*What the exercise asks*
In the records below, find every line that contains "time" and list it.

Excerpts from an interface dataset
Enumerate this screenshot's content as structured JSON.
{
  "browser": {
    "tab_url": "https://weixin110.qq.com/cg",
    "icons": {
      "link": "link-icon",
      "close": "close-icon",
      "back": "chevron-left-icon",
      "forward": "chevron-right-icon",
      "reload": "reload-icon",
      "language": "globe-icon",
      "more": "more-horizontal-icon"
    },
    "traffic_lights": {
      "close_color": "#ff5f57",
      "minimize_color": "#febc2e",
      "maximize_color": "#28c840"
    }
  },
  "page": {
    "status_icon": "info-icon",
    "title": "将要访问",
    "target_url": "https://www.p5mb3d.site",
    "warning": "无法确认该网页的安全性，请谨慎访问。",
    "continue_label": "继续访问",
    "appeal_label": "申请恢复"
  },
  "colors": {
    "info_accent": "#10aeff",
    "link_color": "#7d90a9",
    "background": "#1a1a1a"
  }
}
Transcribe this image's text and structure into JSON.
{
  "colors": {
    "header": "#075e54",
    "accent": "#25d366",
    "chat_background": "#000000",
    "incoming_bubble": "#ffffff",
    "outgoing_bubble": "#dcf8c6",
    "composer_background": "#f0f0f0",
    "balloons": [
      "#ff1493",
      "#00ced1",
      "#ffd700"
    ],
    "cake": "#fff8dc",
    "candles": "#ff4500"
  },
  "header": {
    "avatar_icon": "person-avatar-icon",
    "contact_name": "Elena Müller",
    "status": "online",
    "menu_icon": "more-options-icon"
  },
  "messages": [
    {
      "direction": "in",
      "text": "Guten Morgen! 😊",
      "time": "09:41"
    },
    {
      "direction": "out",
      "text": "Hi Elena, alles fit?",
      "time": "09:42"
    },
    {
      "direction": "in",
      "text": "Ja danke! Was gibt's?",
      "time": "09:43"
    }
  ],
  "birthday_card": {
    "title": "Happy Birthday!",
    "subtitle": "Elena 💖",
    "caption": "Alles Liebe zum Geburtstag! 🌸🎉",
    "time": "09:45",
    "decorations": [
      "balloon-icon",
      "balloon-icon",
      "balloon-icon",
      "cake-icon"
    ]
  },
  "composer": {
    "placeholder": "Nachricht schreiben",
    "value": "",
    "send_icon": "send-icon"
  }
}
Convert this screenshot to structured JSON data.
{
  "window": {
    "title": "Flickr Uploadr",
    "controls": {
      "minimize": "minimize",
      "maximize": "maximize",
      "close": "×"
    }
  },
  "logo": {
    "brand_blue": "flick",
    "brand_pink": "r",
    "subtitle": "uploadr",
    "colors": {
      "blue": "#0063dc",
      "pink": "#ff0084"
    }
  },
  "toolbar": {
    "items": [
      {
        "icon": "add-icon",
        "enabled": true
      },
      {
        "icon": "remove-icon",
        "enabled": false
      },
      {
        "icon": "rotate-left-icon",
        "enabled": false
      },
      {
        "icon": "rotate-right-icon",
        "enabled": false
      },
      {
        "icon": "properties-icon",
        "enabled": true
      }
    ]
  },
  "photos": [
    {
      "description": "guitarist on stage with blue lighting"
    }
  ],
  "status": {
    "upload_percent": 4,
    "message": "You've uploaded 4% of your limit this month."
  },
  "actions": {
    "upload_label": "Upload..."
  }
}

*Answer space*
      "time": "09:41"
      "time": "09:42"
      "time": "09:43"
    "time": "09:45",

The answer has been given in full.